The only ingredients are bread, cheese, and veggies, but the combinations are limitless!

The only ingredients are bread, cheese, and veggies, but the combinations are limitless!

So, what I did was get out the mozzarella cheese, veggies, and bread. Then I sprayed the pan and turned the burner to medium heat. Since the bread was frozen and thickly sliced, I put that on at the same time as the chopped bell peppers. While the peppers are heating up, the bread should start to turn a golden brown then you flip it to the other side and add the cheese to both sides. At this point I added the chopped onions to the bell peppers (I added them last because they were chopped so finely that they would cook quickly; the order may change depending on the size of the veggies to be sauteed). At this point the heat should be turned off and when the onions are starting to brown at the edges, the veggies are then scooped up with a spatula and put onto the bread that now has mostly melted cheese and the two halves become a sandwich that is ready to eat. It is a quick, easy meal that has little prep and clean up time, and it’s tasty too, honest!

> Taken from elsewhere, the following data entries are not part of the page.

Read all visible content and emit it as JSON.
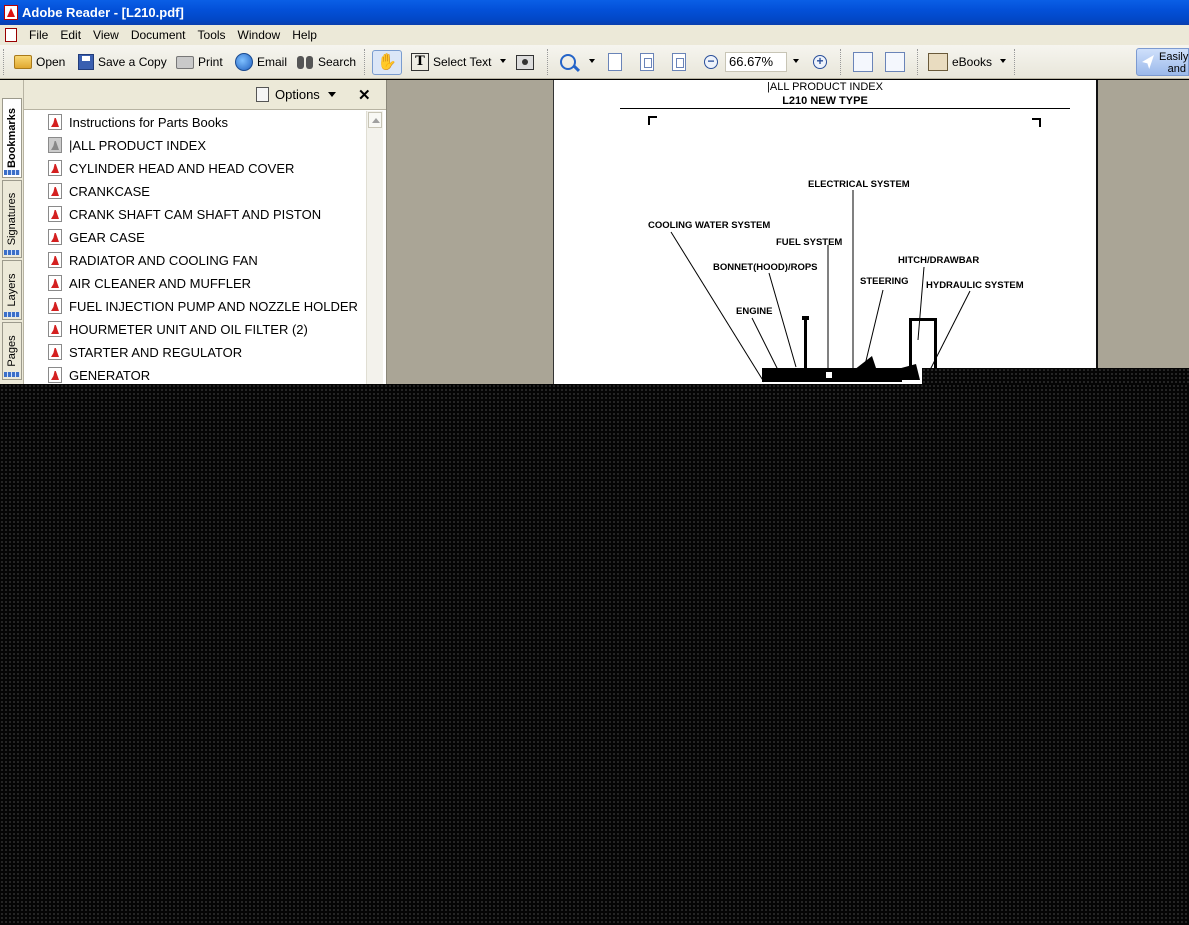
{
  "window": {
    "title": "Adobe Reader - [L210.pdf]"
  },
  "menu": [
    "File",
    "Edit",
    "View",
    "Document",
    "Tools",
    "Window",
    "Help"
  ],
  "toolbar": {
    "open": "Open",
    "save_copy": "Save a Copy",
    "print": "Print",
    "email": "Email",
    "search": "Search",
    "select_text": "Select Text",
    "zoom": "66.67%",
    "ebooks": "eBooks",
    "easily_line1": "Easily",
    "easily_line2": "and"
  },
  "nav_tabs": [
    "Bookmarks",
    "Signatures",
    "Layers",
    "Pages"
  ],
  "bookmarks_panel": {
    "options": "Options",
    "close": "✕",
    "items": [
      "Instructions for Parts Books",
      "|ALL PRODUCT INDEX",
      "CYLINDER HEAD AND HEAD COVER",
      "CRANKCASE",
      "CRANK SHAFT CAM SHAFT AND PISTON",
      "GEAR CASE",
      "RADIATOR AND COOLING FAN",
      "AIR CLEANER AND MUFFLER",
      "FUEL INJECTION PUMP AND NOZZLE HOLDER",
      "HOURMETER UNIT AND OIL FILTER (2)",
      "STARTER AND REGULATOR",
      "GENERATOR"
    ]
  },
  "document": {
    "header1": "|ALL PRODUCT INDEX",
    "header2": "L210 NEW TYPE",
    "labels": {
      "electrical": "ELECTRICAL SYSTEM",
      "cooling": "COOLING WATER SYSTEM",
      "fuel": "FUEL SYSTEM",
      "bonnet": "BONNET(HOOD)/ROPS",
      "hitch": "HITCH/DRAWBAR",
      "steering": "STEERING",
      "hydraulic": "HYDRAULIC SYSTEM",
      "engine": "ENGINE"
    }
  },
  "colors": {
    "titlebar": "#0350d8",
    "chrome": "#ece9d8",
    "doc_bg": "#aaa596"
  },
  "icons": [
    "open-folder-icon",
    "save-disk-icon",
    "printer-icon",
    "email-icon",
    "binoculars-icon",
    "hand-tool-icon",
    "select-text-icon",
    "snapshot-camera-icon",
    "zoom-in-icon",
    "actual-size-icon",
    "fit-page-icon",
    "fit-width-icon",
    "zoom-out-icon",
    "zoom-plus-icon",
    "rotate-icon",
    "ebook-icon",
    "pdf-bookmark-icon"
  ]
}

What a week….

I have been thinking a lot about this ol’ blog lately and missing typing up updates, so this will be a total update that even includes a recipe!

In the past two weeks since Spring break I have been so busy with tests and papers and especially this last week with deciding on what classes to take for the next couple of semesters. That was super stressful! I finally made one of the most important and major decisions- it is now totally official that I am a psychology major and I’m psyched about it!;)

I also decided just today at the last minute that I’m not going to declare a minor. I’d rather just take a whole bunch of psychology and photography electives instead. Everything is coming together at the last minute as I have to register for fall classes at midnight tonight and I have to be registered for my summer classes already and I just added a third today. I’m taking 2  online psych classes and an anthropology class (also online) this summer and hopefully working as much as humanly possible.

Even with all the stress I sometimes take a little time out to do some cooking. Tonight I decided that I wanted breakfast for dinner. So, here is that recipe I promised earlier. It is a mug muffin recipe adapted from this really awesome blog that has fantastic recipes. Instead of making a blueberry muffin, I made a cherry almond poppy seed muffin. It was pretty good, but not as sweet as I had expected. I would also have used a smaller mug for aesthetic appeal and ease of telling when it was done. The recipe was a little more involved than I imagined, but it takes very few ingredients and makes a convenient single serving that could easily be multiplied to make regular muffins, but they’re so much more fun in mugs.:)

I enjoyed my mug muffin with a scrambled egg with red peppers, onions, and a sprinkle of mozzarella cheese.

I enjoyed my mug muffin with a scrambled egg with red peppers, onions, and a sprinkle of mozzarella cheese.

1/4 Cup flour

1 Tbsp brown sugar

1/4 tsp baking powder

1/8 tsp salt

1/2 Tbsp butter

2 Tbsp milk (I used fat free, but almond or coconut milk would have been tasty, or any milk will do)

1/4 tsp almond extract

2 large frozen cherries

5 sliced almonds

Pinch of poppy seeds

All you have to do is thoroughly mix the ingredients, all except the cherries and almonds, together in the mug. Once all are combined, add the cherries and push them down into it a little, then sprinkle the almonds on top. Microwave for 1 1/2 – 3 minutes depending on your microwave. Mine is pretty weak so I started at 90 sec. but ended up with a total of 2 min. 40 sec. *When adding time, try doing so in small increments. It may also help with clean up if you spray the mug with Pam or other non-stick spray.

Enjoy! I now have to go write a sociology essay…